    Who thanks cops?? A great deal of society resents them for giving out tickets and locking up children for drug-related offenses. The ones that don’t are the ones who drive big SUVs and European-model cars, and would prefer that the cops have a bias against pedestrians and bicyclists. After all, what is a bicyclist other than a poor hippie who refuses to conform and make enough money to afford a real car! Important people don’t bicycle anywhere – it dirties their expensive tailored suits, and should only be done as a weekend leisure activity, out on highway 1 with the spandex shorts and the odometer and all that stuff!

    • sfparkripoff

      MUNI vehicles struck and killed several pedestrians and cyclists last year. Were these public transit vehicles making sharp rights into bike lanes in an attempt to park the buses? No they weren’t.

      This was the most likely scenario:

  • http://district5diary.blogspot.com/ Rob Anderson

    The problem the author and everyone he quotes has: we really don’t know exactly how safe or unsafe our streets are, since the city has been relying completely on police reports to count accidents on city streets while ignoring accident victims treated at San Francisco General Hospital, the city’s primary trauma center.

    This is what a recent UC study on cycling accidents in the city found—that 54.5% of the injury accidents to cyclists treated at SFGH between 2000 and 2009 were not matched with a police report and were thus 1,377 cycling accidents were not counted.

    Until City Hall assures the public that it has corrected this remarkable bit of incompetence in compiling street accident numbers, we can’t be confident that we’re getting anything like an accurate picture of the danger cyclists, pedestrians, and motorists face on city streets.

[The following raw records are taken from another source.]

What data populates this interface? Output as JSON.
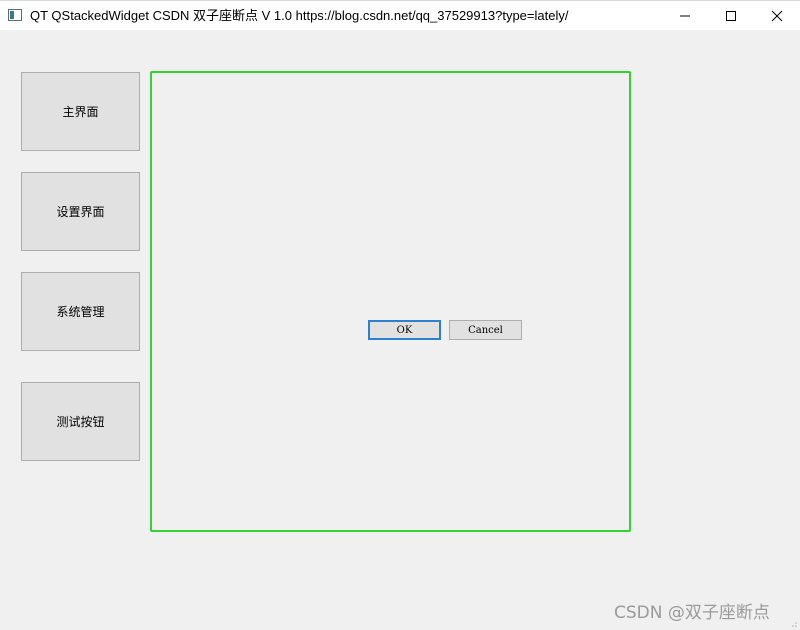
{
  "window": {
    "title": "QT QStackedWidget  CSDN 双子座断点 V 1.0 https://blog.csdn.net/qq_37529913?type=lately/"
  },
  "sidebar": {
    "items": [
      {
        "label": "主界面"
      },
      {
        "label": "设置界面"
      },
      {
        "label": "系统管理"
      },
      {
        "label": "测试按钮"
      }
    ]
  },
  "stacked_page": {
    "ok_label": "OK",
    "cancel_label": "Cancel"
  },
  "watermark": {
    "text": "CSDN @双子座断点"
  },
  "colors": {
    "frame_border": "#33d233",
    "ok_focus_border": "#2f7fcf",
    "button_face": "#e1e1e1",
    "window_bg": "#f0f0f0"
  },
  "icons": [
    "app-icon",
    "minimize-icon",
    "maximize-icon",
    "close-icon",
    "size-grip-icon"
  ]
}
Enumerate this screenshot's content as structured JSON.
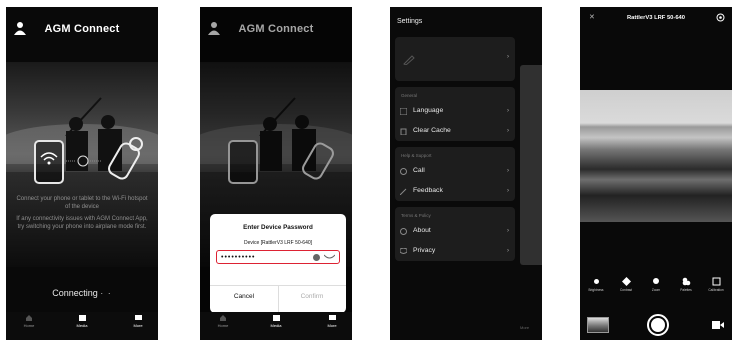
{
  "screen1": {
    "title": "AGM Connect",
    "message1": "Connect your phone or tablet to the Wi-Fi hotspot of the device",
    "message2": "If any connectivity issues with AGM Connect App, try switching your phone into airplane mode first.",
    "status": "Connecting",
    "status_dots": "· ·",
    "tabs": [
      "Home",
      "Media",
      "More"
    ]
  },
  "screen2": {
    "title": "AGM Connect",
    "dialog": {
      "title": "Enter Device Password",
      "device": "Device [RattlerV3 LRF 50-640]",
      "password_mask": "••••••••••",
      "cancel": "Cancel",
      "confirm": "Confirm"
    },
    "tabs": [
      "Home",
      "Media",
      "More"
    ]
  },
  "screen3": {
    "title": "Settings",
    "groups": [
      {
        "caption": "General",
        "items": [
          "Language",
          "Clear Cache"
        ]
      },
      {
        "caption": "Help & Support",
        "items": [
          "Call",
          "Feedback"
        ]
      },
      {
        "caption": "Terms & Policy",
        "items": [
          "About",
          "Privacy"
        ]
      }
    ],
    "peek_label": "More"
  },
  "screen4": {
    "title": "RattlerV3 LRF 50-640",
    "tools": [
      "Brightness",
      "Contrast",
      "Zoom",
      "Palettes",
      "Calibration"
    ]
  }
}
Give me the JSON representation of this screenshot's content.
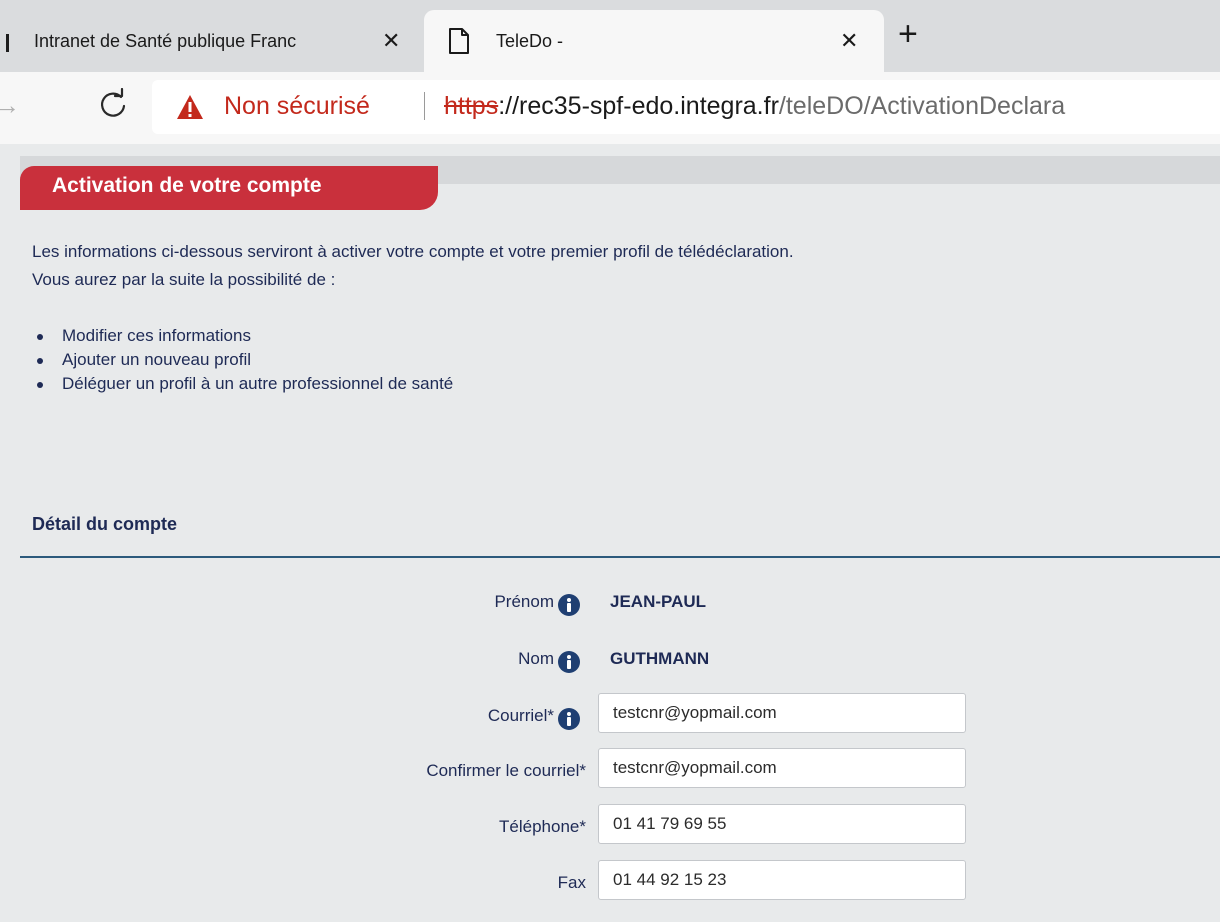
{
  "browser": {
    "tabs": [
      {
        "title": "Intranet de Santé publique Franc",
        "close": "✕"
      },
      {
        "title": "TeleDo -",
        "close": "✕"
      }
    ],
    "new_tab": "+",
    "security_label": "Non sécurisé",
    "url_scheme": "https",
    "url_host": "://rec35-spf-edo.integra.fr",
    "url_path": "/teleDO/ActivationDeclara"
  },
  "page": {
    "section_title": "Activation de votre compte",
    "intro_line1": "Les informations ci-dessous serviront à activer votre compte et votre premier profil de télédéclaration.",
    "intro_line2": "Vous aurez par la suite la possibilité de :",
    "options": [
      "Modifier ces informations",
      "Ajouter un nouveau profil",
      "Déléguer un profil à un autre professionnel de santé"
    ],
    "account_title": "Détail du compte",
    "fields": {
      "prenom": {
        "label": "Prénom",
        "value": "JEAN-PAUL"
      },
      "nom": {
        "label": "Nom",
        "value": "GUTHMANN"
      },
      "courriel": {
        "label": "Courriel*",
        "value": "testcnr@yopmail.com"
      },
      "confirm_courriel": {
        "label": "Confirmer le courriel*",
        "value": "testcnr@yopmail.com"
      },
      "telephone": {
        "label": "Téléphone*",
        "value": "01 41 79 69 55"
      },
      "fax": {
        "label": "Fax",
        "value": "01 44 92 15 23"
      }
    }
  },
  "colors": {
    "accent_red": "#c9303c",
    "text_navy": "#1e2a55",
    "insecure_red": "#c3291c"
  },
  "icons": [
    "doc-icon",
    "close-icon",
    "plus-icon",
    "forward-icon",
    "reload-icon",
    "warning-icon",
    "info-icon"
  ]
}
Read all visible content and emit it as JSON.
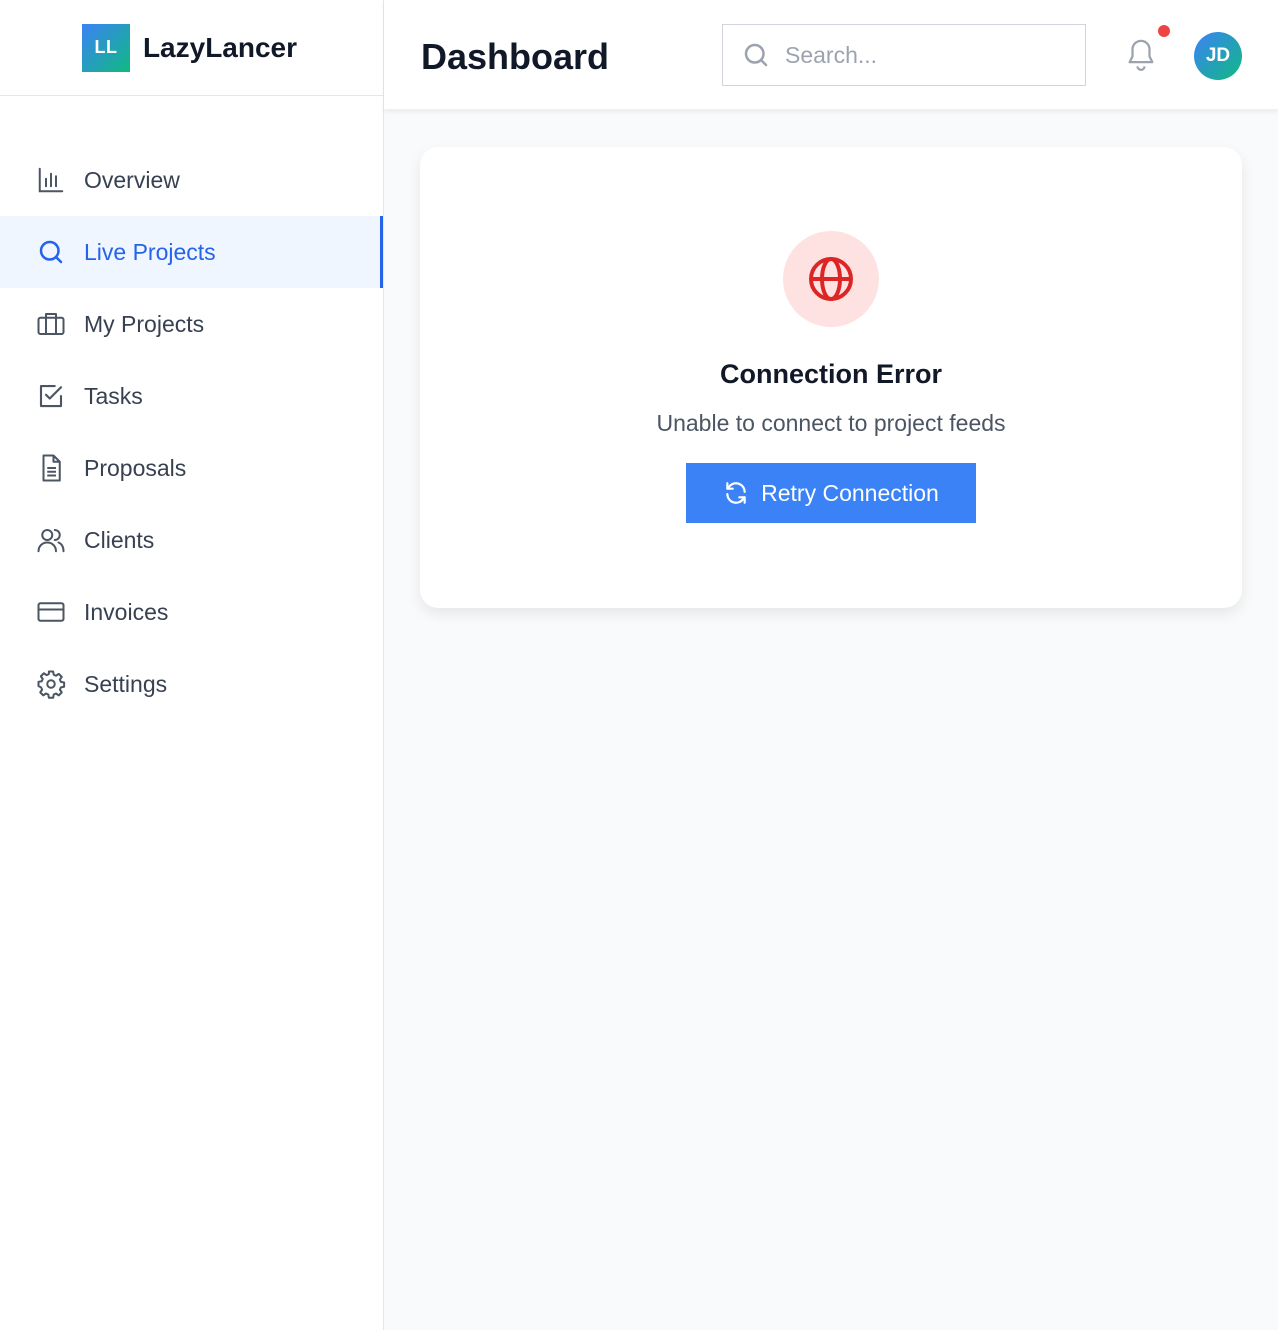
{
  "brand": {
    "logo_text": "LL",
    "name": "LazyLancer"
  },
  "sidebar": {
    "items": [
      {
        "label": "Overview",
        "icon": "bar-chart-icon",
        "active": false
      },
      {
        "label": "Live Projects",
        "icon": "search-icon",
        "active": true
      },
      {
        "label": "My Projects",
        "icon": "briefcase-icon",
        "active": false
      },
      {
        "label": "Tasks",
        "icon": "check-square-icon",
        "active": false
      },
      {
        "label": "Proposals",
        "icon": "document-icon",
        "active": false
      },
      {
        "label": "Clients",
        "icon": "users-icon",
        "active": false
      },
      {
        "label": "Invoices",
        "icon": "credit-card-icon",
        "active": false
      },
      {
        "label": "Settings",
        "icon": "gear-icon",
        "active": false
      }
    ]
  },
  "header": {
    "title": "Dashboard",
    "search": {
      "placeholder": "Search...",
      "value": ""
    },
    "notifications": {
      "has_unread": true
    },
    "avatar_initials": "JD"
  },
  "main": {
    "error": {
      "icon": "globe-icon",
      "title": "Connection Error",
      "message": "Unable to connect to project feeds",
      "retry_label": "Retry Connection"
    }
  },
  "colors": {
    "accent": "#3b82f6",
    "active_nav": "#2563eb",
    "active_nav_bg": "#eff6ff",
    "error_icon": "#dc2626",
    "error_icon_bg": "#fee2e2",
    "notification_dot": "#ef4444"
  }
}
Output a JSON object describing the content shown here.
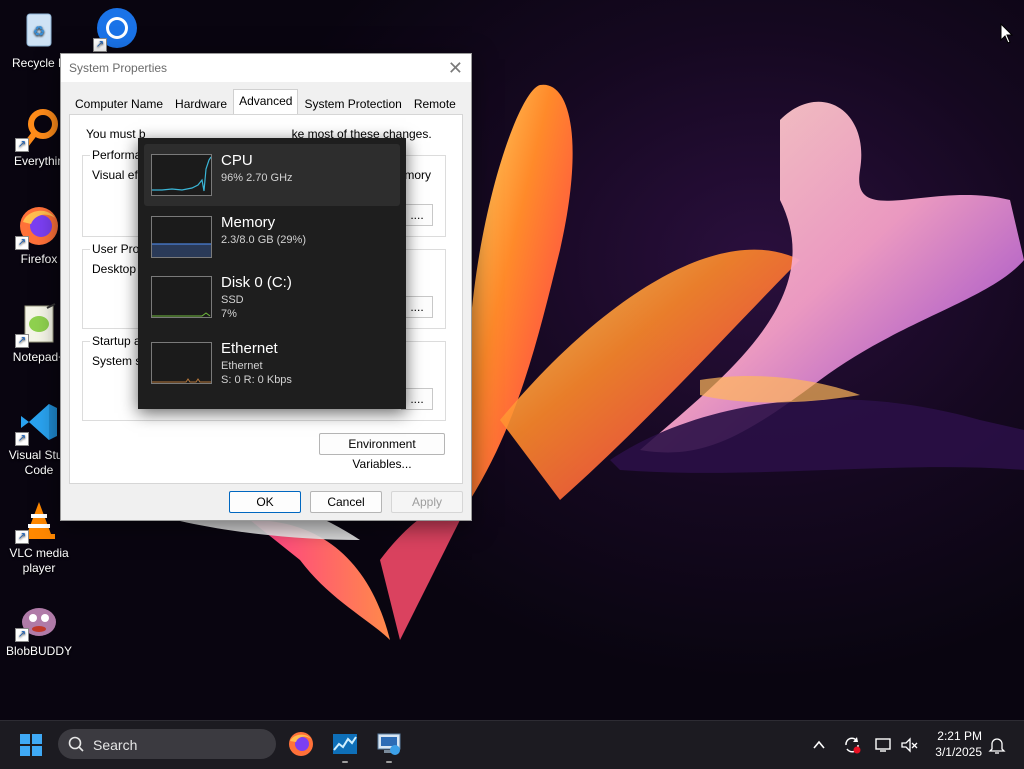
{
  "desktop": {
    "icons": [
      {
        "label": "Recycle Bin",
        "display": "Recycle B"
      },
      {
        "label": "Everything",
        "display": "Everythin"
      },
      {
        "label": "Firefox"
      },
      {
        "label": "Notepad++",
        "display": "Notepad+"
      },
      {
        "label": "Visual Studio Code",
        "line1": "Visual Stud",
        "line2": "Code"
      },
      {
        "label": "VLC media player",
        "line1": "VLC media",
        "line2": "player"
      },
      {
        "label": "BlobBUDDY"
      }
    ],
    "extra_icon": "chrome-icon"
  },
  "dialog": {
    "title": "System Properties",
    "tabs": [
      "Computer Name",
      "Hardware",
      "Advanced",
      "System Protection",
      "Remote"
    ],
    "active_tab": "Advanced",
    "note": "You must be logged on as an Administrator to make most of these changes.",
    "note_visible": "You must b",
    "note_tail": "ke most of these changes.",
    "groups": {
      "performance": {
        "label": "Performan",
        "text": "Visual effe",
        "right_text": "mory",
        "button": "...."
      },
      "user_profiles": {
        "label": "User Profil",
        "text": "Desktop s",
        "button": "...."
      },
      "startup": {
        "label": "Startup an",
        "text": "System sta",
        "button": "...."
      }
    },
    "env_button": "Environment Variables...",
    "ok": "OK",
    "cancel": "Cancel",
    "apply": "Apply"
  },
  "task_manager": {
    "items": [
      {
        "name": "CPU",
        "line1": "96% 2.70 GHz",
        "active": true,
        "graph_color": "#3ab5d6"
      },
      {
        "name": "Memory",
        "line1": "2.3/8.0 GB (29%)",
        "graph_color": "#4a7fd6"
      },
      {
        "name": "Disk 0 (C:)",
        "line1": "SSD",
        "line2": "7%",
        "graph_color": "#6fba3c"
      },
      {
        "name": "Ethernet",
        "line1": "Ethernet",
        "line2": "S: 0 R: 0 Kbps",
        "graph_color": "#b6773b"
      }
    ]
  },
  "taskbar": {
    "search_label": "Search",
    "apps": [
      "firefox-icon",
      "task-manager-icon",
      "system-properties-icon"
    ],
    "tray": [
      "chevron-up-icon",
      "sync-icon",
      "network-icon",
      "volume-muted-icon",
      "notification-bell-icon"
    ],
    "time": "2:21 PM",
    "date": "3/1/2025"
  },
  "colors": {
    "accent": "#3fa9f5",
    "taskbar": "#1c1b21"
  }
}
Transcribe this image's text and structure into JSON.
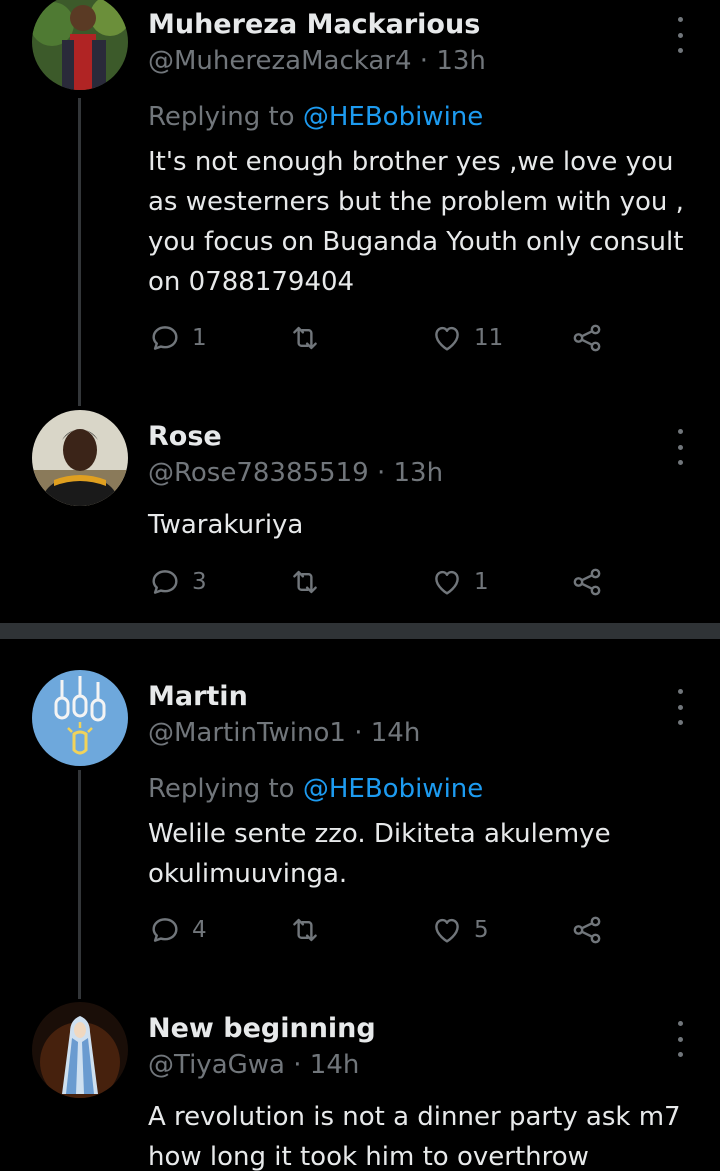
{
  "tweets": [
    {
      "name": "Muhereza Mackarious",
      "handle": "@MuherezaMackar4",
      "time": "13h",
      "replying_label": "Replying to",
      "replying_to": "@HEBobiwine",
      "text": "It's not enough brother yes ,we love you as westerners but the problem with you , you focus on Buganda Youth only consult on 0788179404",
      "replies": "1",
      "retweets": "",
      "likes": "11"
    },
    {
      "name": "Rose",
      "handle": "@Rose78385519",
      "time": "13h",
      "text": "Twarakuriya",
      "replies": "3",
      "retweets": "",
      "likes": "1"
    },
    {
      "name": "Martin",
      "handle": "@MartinTwino1",
      "time": "14h",
      "replying_label": "Replying to",
      "replying_to": "@HEBobiwine",
      "text": "Welile sente zzo. Dikiteta akulemye okulimuuvinga.",
      "replies": "4",
      "retweets": "",
      "likes": "5"
    },
    {
      "name": "New beginning",
      "handle": "@TiyaGwa",
      "time": "14h",
      "text": "A revolution is not a dinner party ask m7 how long it took him to overthrow"
    }
  ],
  "separator": "·",
  "colors": {
    "background": "#000000",
    "text": "#e7e9ea",
    "secondary": "#71767b",
    "link": "#1d9bf0",
    "divider": "#2f3336"
  },
  "icons": [
    "reply-icon",
    "retweet-icon",
    "like-icon",
    "share-icon",
    "more-icon"
  ]
}
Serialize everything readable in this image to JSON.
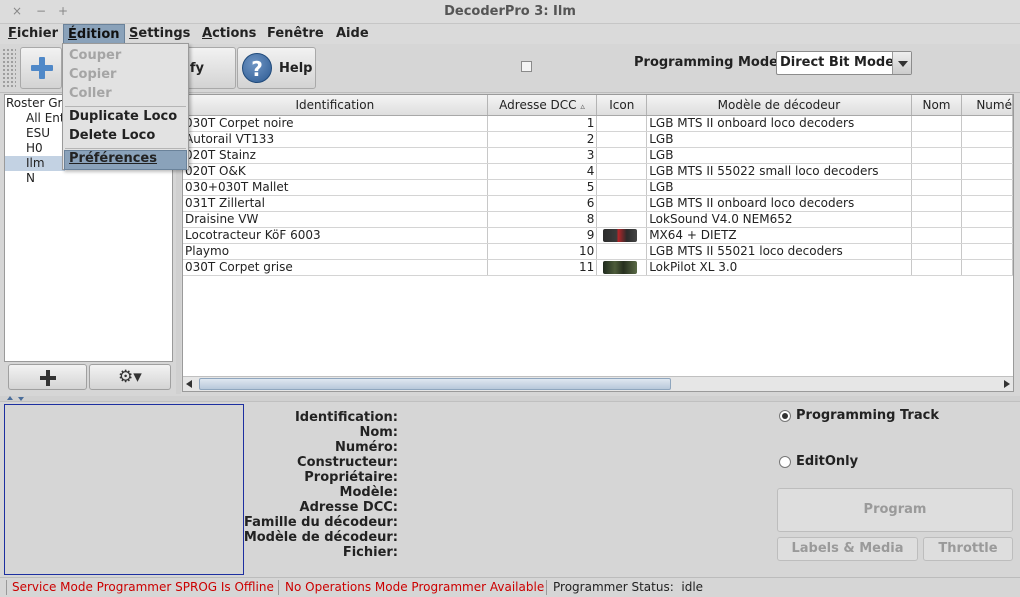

  • Joe A. W. Fitzgerald

    Goebel is the man!

    • http://district5diary.blogspot.com/ Rob Anderson

      Goebel is a bike guy who used to run SF Streetsblog, the anti-car, pro-bike blog. He—and you—need to man up and come to grips with the implications of the UC study.

  • sfparkripoff

    Many pedestrians hit by cars are self distracted, most likely looking at their smartphone instead of paying attention.

    Sourced from Liberty Mutual Insurance Company:

    51% of pedestrians talk on the phone while crossing the street

    26% of pedestrians text or email while crossing the street

    34% of pedestrians listen to music while crossing the street

    60% of pedestrians use a smartphone while crossing the street

    Heres another fun fact! City Hall is now providing free WIFI on Market Street. Now we will have more people watching videos and checking their email when they should be looking both ways as they cross streets and exit public transit vehicles.

    Sourced from Liberty Mutual Insurance Company:
    51% of pedestrians talk on the phone while crossing the street
    26% of pedestrians text or email while crossing the street
    34% of pedestrians listen to music while crossing the street
    60% of pedestrians use a smartphone while crossing the street

    How does that work with San Francisco’s Vision Zero policy to eliminate pedestrian and bicycle related traffic deaths? Lets take a minute to thank Mayor Ed Lee and San Francisco Board of Supervisors for contradicting their own safety policies.

    *CLAP* *CLAP* * CLAP* *CLAP* *CLAP* *CLAP*

    https://www.youtube.com/watch?v=OUlFZmH1C64&feature=youtube_gdata

  • sfparkripoff

    Yes, lets spend millions of dollars redesigning the streets because this will stop people from using their cell phones when crossing the streets.